Weiner E, Bar J, Fainstein N, et al: The effect of a program to shorten the decision-to-delivery interval for emergent cesarean section on maternal and neonatal outcome. Am J Obstet Gynecol 2014;210:224.e1-e6.
The Use and Interpretation of Cardiotocography in Intrapartum Fetal Surveillance. Clinical Guidelines. London, RCOG, 2001.
Clinical Effectiveness Support Unit: The National Sentinel Caesarean Section Audit Report. London, RCOG, 2001.
Graham EM, Ruis KA, Hartman AL, et al: A systematic review of the role of intrapartum hypoxia-ischemia in the causation of neonatal encephalopathy. Am J Obstet Gynecol 2008;199:587-595.
Holcroft CJ, Graham EM, Aina-Mumuney A, et al: Cord gas analysis, decision-to-delivery interval, and the 30-minute rule for emergency cesareans. J Perinatol 2005;25:229-235.
Leung TY, Chung PW, Rogers MS, et al: Urgent cesarean delivery for fetal bradycardia. Obstet Gynecol 2009;114:1023-1028.
Leung TY, Lao TT: Timing of caesarean section according to urgency. Best Pract Res Clin Obstet Gynaecol 2013;27:251-267.
Copyright / Drug Dosage / Disclaimer
Copyright: All rights reserved. No part of this publication may be translated into other languages, reproduced or utilized in any form or by any means, electronic or mechanical, including photocopying, recording, microcopying, or by any information storage and retrieval system, without permission in writing from the publisher.

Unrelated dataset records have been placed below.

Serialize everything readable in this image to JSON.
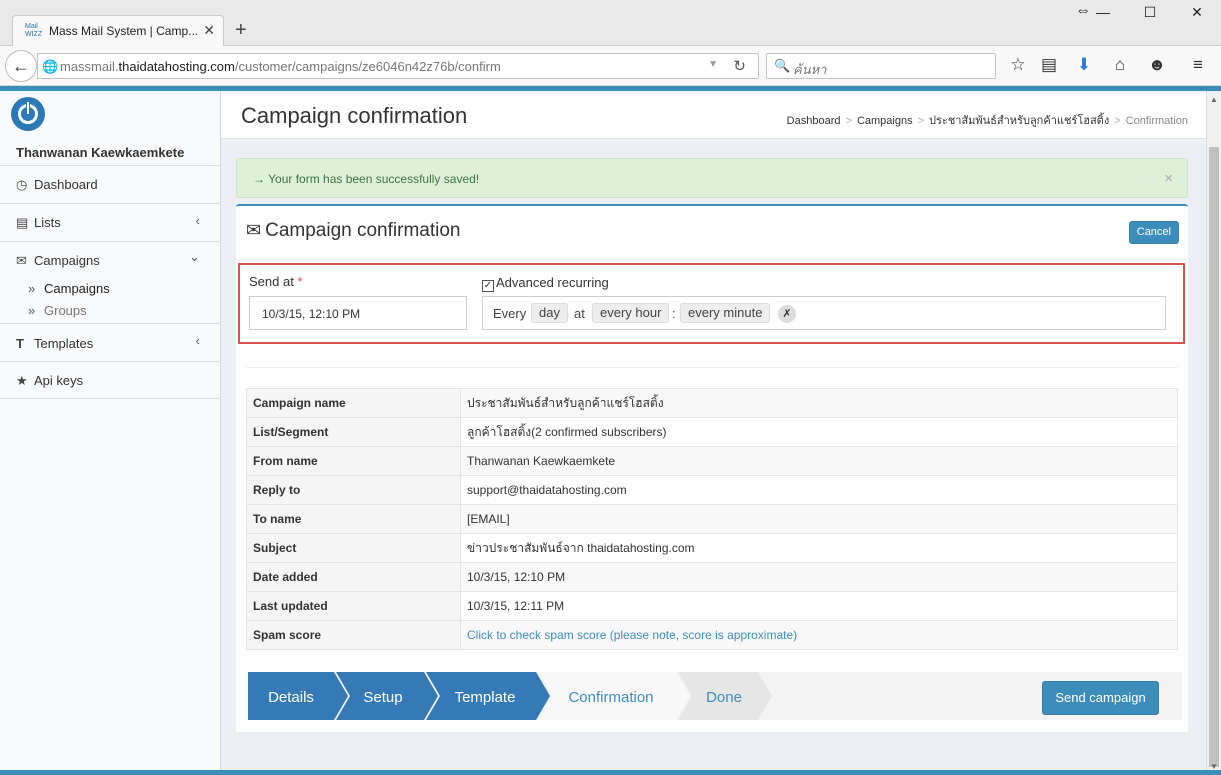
{
  "browser": {
    "tab_title": "Mass Mail System | Camp...",
    "favicon_text": "Mail\nWIZZ",
    "url_prefix": "massmail.",
    "url_domain": "thaidatahosting.com",
    "url_path": "/customer/campaigns/ze6046n42z76b/confirm",
    "search_placeholder": "ค้นหา",
    "new_tab": "+"
  },
  "sidebar": {
    "username": "Thanwanan Kaewkaemkete",
    "items": [
      {
        "label": "Dashboard",
        "icon": "dashboard-icon"
      },
      {
        "label": "Lists",
        "icon": "list-icon"
      },
      {
        "label": "Campaigns",
        "icon": "envelope-icon"
      },
      {
        "label": "Templates",
        "icon": "text-icon"
      },
      {
        "label": "Api keys",
        "icon": "star-icon"
      }
    ],
    "campaign_sub": [
      "Campaigns",
      "Groups"
    ]
  },
  "header": {
    "title": "Campaign confirmation",
    "breadcrumb": [
      "Dashboard",
      "Campaigns",
      "ประชาสัมพันธ์สำหรับลูกค้าแชร์โฮสติ้ง",
      "Confirmation"
    ]
  },
  "alert": {
    "message": "→ Your form has been successfully saved!",
    "close": "×"
  },
  "box": {
    "title": "Campaign confirmation",
    "cancel_label": "Cancel",
    "send_at_label": "Send at",
    "required_mark": "*",
    "send_at_value": "10/3/15, 12:10 PM",
    "advanced_label": "Advanced recurring",
    "cron": {
      "every": "Every",
      "period": "day",
      "at": "at",
      "hour": "every hour",
      "colon": ":",
      "minute": "every minute",
      "clear": "✗"
    }
  },
  "details": [
    {
      "key": "Campaign name",
      "value": "ประชาสัมพันธ์สำหรับลูกค้าแชร์โฮสติ้ง"
    },
    {
      "key": "List/Segment",
      "value": "ลูกค้าโฮสติ้ง(2 confirmed subscribers)"
    },
    {
      "key": "From name",
      "value": "Thanwanan Kaewkaemkete"
    },
    {
      "key": "Reply to",
      "value": "support@thaidatahosting.com"
    },
    {
      "key": "To name",
      "value": "[EMAIL]"
    },
    {
      "key": "Subject",
      "value": "ข่าวประชาสัมพันธ์จาก thaidatahosting.com"
    },
    {
      "key": "Date added",
      "value": "10/3/15, 12:10 PM"
    },
    {
      "key": "Last updated",
      "value": "10/3/15, 12:11 PM"
    },
    {
      "key": "Spam score",
      "value": "Click to check spam score (please note, score is approximate)"
    }
  ],
  "wizard": {
    "steps": [
      "Details",
      "Setup",
      "Template",
      "Confirmation",
      "Done"
    ],
    "send_label": "Send campaign"
  },
  "colors": {
    "accent": "#3c8dbc",
    "alert_bg": "#dff0d8",
    "highlight_border": "#d9534f"
  }
}
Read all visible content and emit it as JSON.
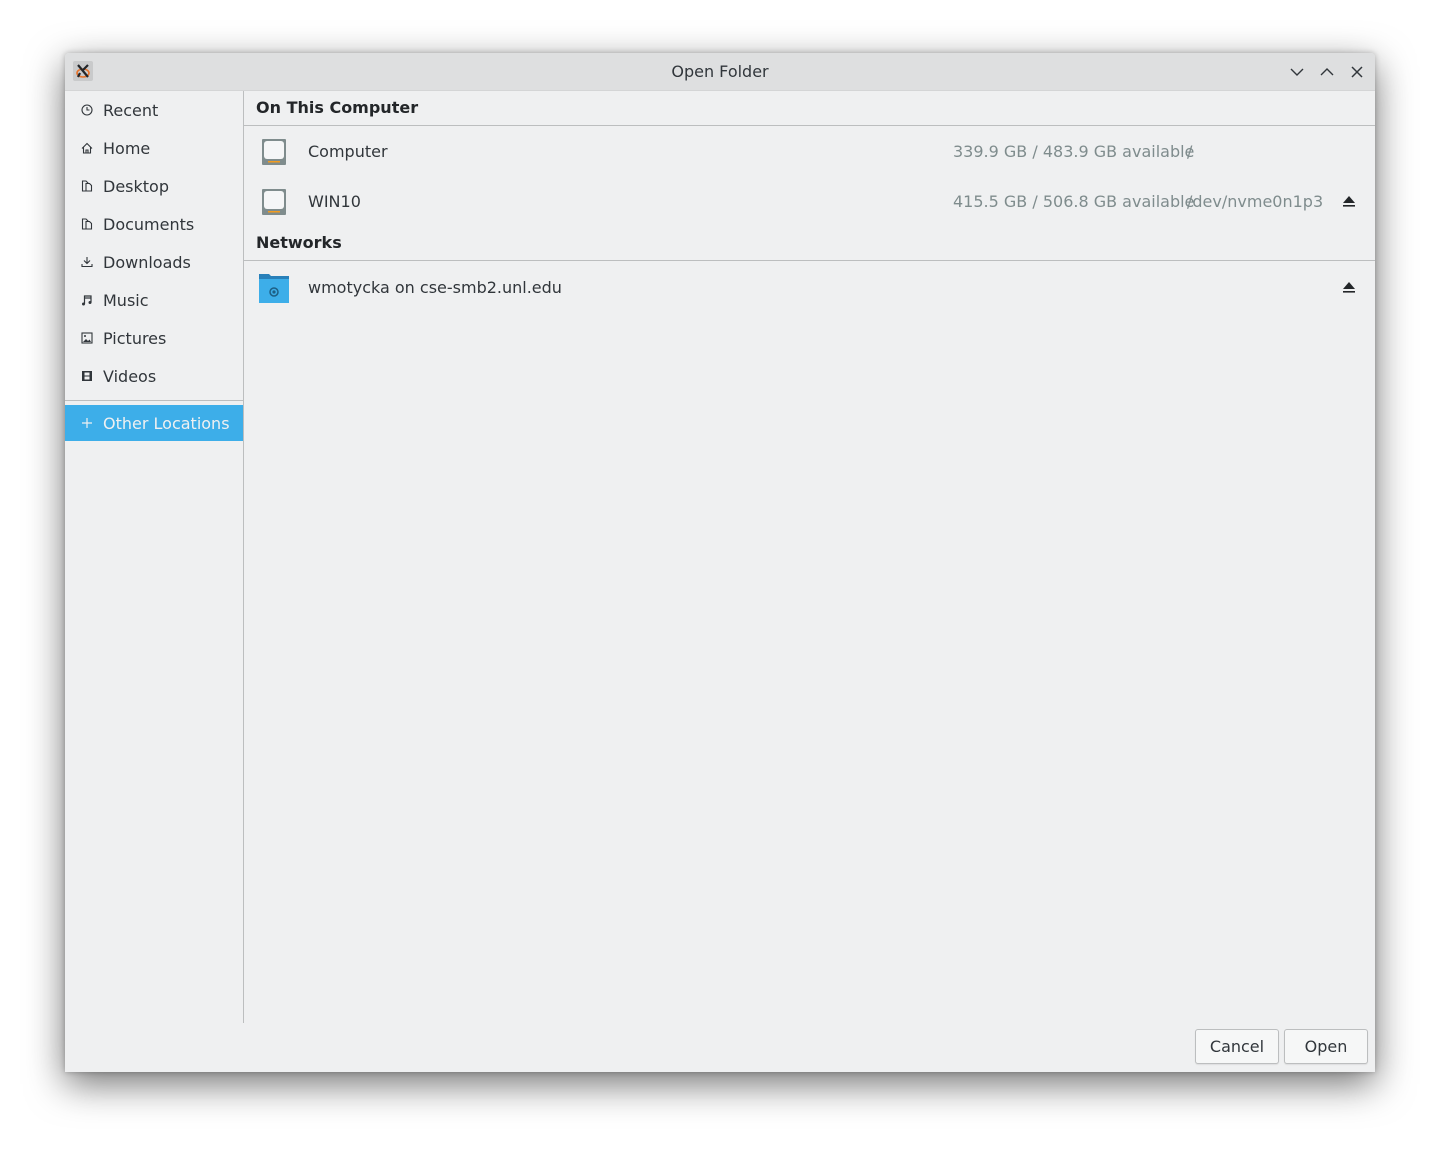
{
  "window": {
    "title": "Open Folder",
    "controls": [
      "minimize",
      "maximize",
      "close"
    ]
  },
  "sidebar": {
    "items": [
      {
        "label": "Recent",
        "icon": "clock-icon"
      },
      {
        "label": "Home",
        "icon": "home-icon"
      },
      {
        "label": "Desktop",
        "icon": "folder-icon"
      },
      {
        "label": "Documents",
        "icon": "folder-icon"
      },
      {
        "label": "Downloads",
        "icon": "download-icon"
      },
      {
        "label": "Music",
        "icon": "music-icon"
      },
      {
        "label": "Pictures",
        "icon": "picture-icon"
      },
      {
        "label": "Videos",
        "icon": "film-icon"
      }
    ],
    "other_locations": {
      "label": "Other Locations",
      "icon": "plus-icon",
      "active": true
    }
  },
  "main": {
    "sections": [
      {
        "header": "On This Computer",
        "rows": [
          {
            "name": "Computer",
            "available": "339.9 GB / 483.9 GB available",
            "path": "/",
            "eject": false,
            "icon": "harddisk-icon"
          },
          {
            "name": "WIN10",
            "available": "415.5 GB / 506.8 GB available",
            "path": "/dev/nvme0n1p3",
            "eject": true,
            "icon": "harddisk-icon"
          }
        ]
      },
      {
        "header": "Networks",
        "rows": [
          {
            "name": "wmotycka on cse-smb2.unl.edu",
            "available": "",
            "path": "",
            "eject": true,
            "icon": "network-folder-icon"
          }
        ]
      }
    ]
  },
  "footer": {
    "cancel_label": "Cancel",
    "open_label": "Open"
  },
  "colors": {
    "accent": "#3daee9",
    "window_bg": "#eff0f1",
    "titlebar_bg": "#dedfe0",
    "text": "#31363b",
    "secondary_text": "#7f8c8d"
  }
}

Drug Dosage: The authors and the publisher have exerted every effort to ensure that drug selection and dosage set forth in this text are in accord with current recommendations and practice at the time of publication. However, in view of ongoing research, changes in government regulations, and the constant flow of information relating to drug therapy and drug reactions, the reader is urged to check the package insert for each drug for any changes in indications and dosage and for added warnings and precautions. This is particularly important when the recommended agent is a new and/or infrequently employed drug.
Disclaimer: The statements, opinions and data contained in this publication are solely those of the individual authors and contributors and not of the publishers and the editor(s). The appearance of advertisements or/and product references in the publication is not a warranty, endorsement, or approval of the products or services advertised or of their effectiveness, quality or safety. The publisher and the editor(s) disclaim responsibility for any injury to persons or property resulting from any ideas, methods, instructions or products referred to in the content or advertisements.
You do not currently have access to this content.